Joe Biden emphasized climate change in his speech accepting the Democratic nomination Thursday night, as the days leading up to it offered fresh evidence of the problem's scale and tensions within his coalition.
Why it matters: It was a statement of priority in the most important speech of Biden's campaign to unseat President Trump, and the address mentioned the topic repeatedly.
- It came amid a heat wave and big wildfires in California, reminders of the impact of global warming (though climate is among several forces that boost fire risks and intensity).
- Earlier in the night, California Gov. Gavin Newsom (D) gave remarks not far from the site of one of the fires in his state. "The hots are getting hotter, the drys are getting drier. Climate change is real. If you are in denial about climate change, come to California," he said.
What he said: Biden listed climate among the four "historic crises" facing the U.S., alongside the pandemic, the economic crash and the need for racial justice.
- The U.S. must confront the "undeniable realities and accelerating threats of climate change," the former vice president added.
The big picture: Biden tethered climate to his economic message and plans, calling it an "enormous opportunity."
- "An opportunity for America to lead the world in clean energy and create millions of new good-paying jobs in the process," he said, a theme echoed by other speakers during the week.
- That's something to watch because it could signal, if he wins, near-term efforts to push major climate-related spending through Congress as part of the economic response to the pandemic, something we wrote about here.
- Biden's plan calls for $2 trillion in new investments over four years in clean energy and climate-friendly infrastructure programs.
Yes, but: This week also showed policy divides within the Democratic coalition that would probably surface again if Biden wins, and if Democrats regain the Senate, which would open the door for legislative steps.
- There was the dust-up over the removal of language opposing fossil fuel subsidies from the party's nonbinding platform, though Biden's team sought to smooth it over by re-upping his anti-subsidy stance.
- Check out Axios' Dan Primack's chat on the Axios Re:Cap podcast with New Mexico Gov. Michelle Lujan Grisham (D), a Biden surrogate.

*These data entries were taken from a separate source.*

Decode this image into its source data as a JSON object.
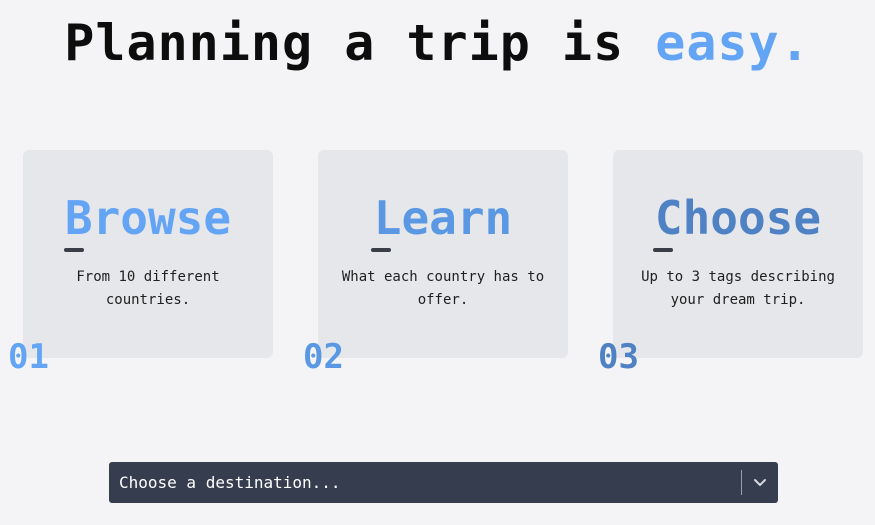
{
  "hero": {
    "title_main": "Planning a trip is ",
    "title_accent": "easy."
  },
  "cards": [
    {
      "title": "Browse",
      "description": "From 10 different countries.",
      "number": "01",
      "title_color": "#63a4f5",
      "number_color": "#63a4f5"
    },
    {
      "title": "Learn",
      "description": "What each country has to offer.",
      "number": "02",
      "title_color": "#5b98e3",
      "number_color": "#5b98e3"
    },
    {
      "title": "Choose",
      "description": "Up to 3 tags describing your dream trip.",
      "number": "03",
      "title_color": "#4f82c4",
      "number_color": "#4f82c4"
    }
  ],
  "destination_select": {
    "placeholder": "Choose a destination...",
    "icon": "chevron-down-icon"
  },
  "colors": {
    "background": "#f4f4f6",
    "card": "#e6e7eb",
    "accent": "#63a4f5",
    "select_bg": "#363d4f"
  }
}
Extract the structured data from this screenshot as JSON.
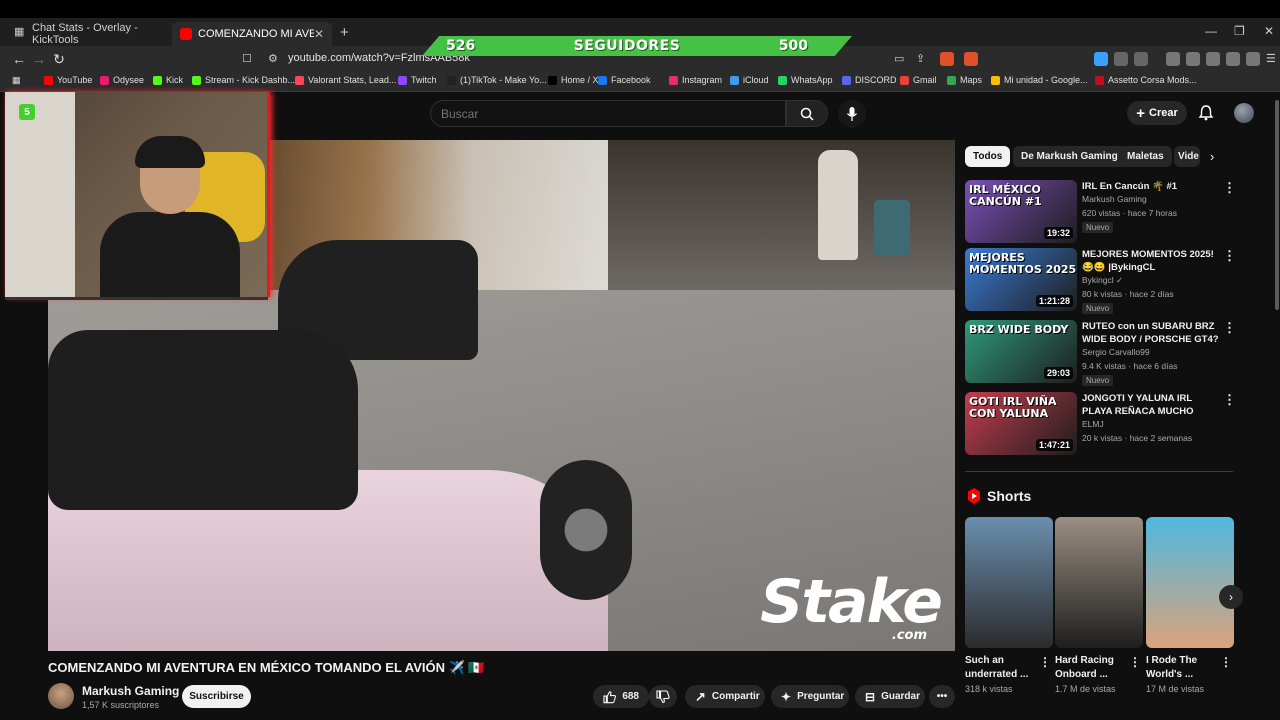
{
  "browser": {
    "tabs": [
      {
        "label": "Chat Stats - Overlay - KickTools"
      },
      {
        "label": "COMENZANDO MI AVENTURA EN MÉXICO"
      }
    ],
    "url": "youtube.com/watch?v=FzlmsAAB58k",
    "bookmarks": [
      {
        "label": "YouTube",
        "color": "#ff0000"
      },
      {
        "label": "Odysee",
        "color": "#ef1970"
      },
      {
        "label": "Kick",
        "color": "#53fc18"
      },
      {
        "label": "Stream - Kick Dashb...",
        "color": "#53fc18"
      },
      {
        "label": "Valorant Stats, Lead...",
        "color": "#ff4655"
      },
      {
        "label": "Twitch",
        "color": "#9146ff"
      },
      {
        "label": "(1)TikTok - Make Yo...",
        "color": "#222222"
      },
      {
        "label": "Home / X",
        "color": "#000000"
      },
      {
        "label": "Facebook",
        "color": "#1877f2"
      },
      {
        "label": "Instagram",
        "color": "#e1306c"
      },
      {
        "label": "iCloud",
        "color": "#3d9bf2"
      },
      {
        "label": "WhatsApp",
        "color": "#25d366"
      },
      {
        "label": "DISCORD",
        "color": "#5865f2"
      },
      {
        "label": "Gmail",
        "color": "#ea4335"
      },
      {
        "label": "Maps",
        "color": "#34a853"
      },
      {
        "label": "Mi unidad - Google...",
        "color": "#fbbc04"
      },
      {
        "label": "Assetto Corsa Mods...",
        "color": "#c0101a"
      }
    ]
  },
  "overlay": {
    "followers_current": "526",
    "followers_label": "SEGUIDORES",
    "followers_goal": "500",
    "webcam_badge": "5"
  },
  "youtube": {
    "search_placeholder": "Buscar",
    "create_label": "Crear",
    "video": {
      "title": "COMENZANDO MI AVENTURA EN MÉXICO TOMANDO EL AVIÓN ✈️ 🇲🇽",
      "channel": "Markush Gaming",
      "subscribers": "1,57 K suscriptores",
      "subscribe_label": "Suscribirse",
      "likes": "688",
      "share_label": "Compartir",
      "ask_label": "Preguntar",
      "save_label": "Guardar",
      "watermark_main": "Stake",
      "watermark_sub": ".com"
    },
    "chips": [
      "Todos",
      "De Markush Gaming",
      "Maletas",
      "Vide"
    ],
    "recommendations": [
      {
        "title": "IRL En Cancún 🌴 #1",
        "channel": "Markush Gaming",
        "meta": "620 vistas · hace 7 horas",
        "badge": "Nuevo",
        "duration": "19:32",
        "thumb_text": "IRL MÉXICO CANCÚN #1",
        "thumb_color": "#7b4fb8"
      },
      {
        "title": "MEJORES MOMENTOS 2025! 😂😄 |BykingCL",
        "channel": "Bykingcl ✓",
        "meta": "80 k vistas · hace 2 días",
        "badge": "Nuevo",
        "duration": "1:21:28",
        "thumb_text": "MEJORES MOMENTOS 2025",
        "thumb_color": "#3a7bd5"
      },
      {
        "title": "RUTEO con un SUBARU BRZ WIDE BODY / PORSCHE GT4? ...",
        "channel": "Sergio Carvallo99",
        "meta": "9.4 K vistas · hace 6 días",
        "badge": "Nuevo",
        "duration": "29:03",
        "thumb_text": "BRZ WIDE BODY",
        "thumb_color": "#2f9a7a"
      },
      {
        "title": "JONGOTI Y YALUNA IRL PLAYA REÑACA MUCHO PELUCHE ...",
        "channel": "ELMJ",
        "meta": "20 k vistas · hace 2 semanas",
        "badge": "",
        "duration": "1:47:21",
        "thumb_text": "GOTI IRL VIÑA CON YALUNA",
        "thumb_color": "#c43d4d"
      }
    ],
    "shorts_label": "Shorts",
    "shorts": [
      {
        "title": "Such an underrated ...",
        "views": "318 k vistas",
        "color1": "#6a8fb0",
        "color2": "#2b2b2b"
      },
      {
        "title": "Hard Racing Onboard ...",
        "views": "1.7 M de vistas",
        "color1": "#9b8f82",
        "color2": "#1e1e1e"
      },
      {
        "title": "I Rode The World's ...",
        "views": "17 M de vistas",
        "color1": "#4fb8e0",
        "color2": "#d9a37b"
      }
    ]
  }
}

- Grisham opposes Biden's position that fracking should be banned on federal lands, but her stance contrasts with some activists who say Biden's agenda should take an even more aggressive stance on fossil fuels.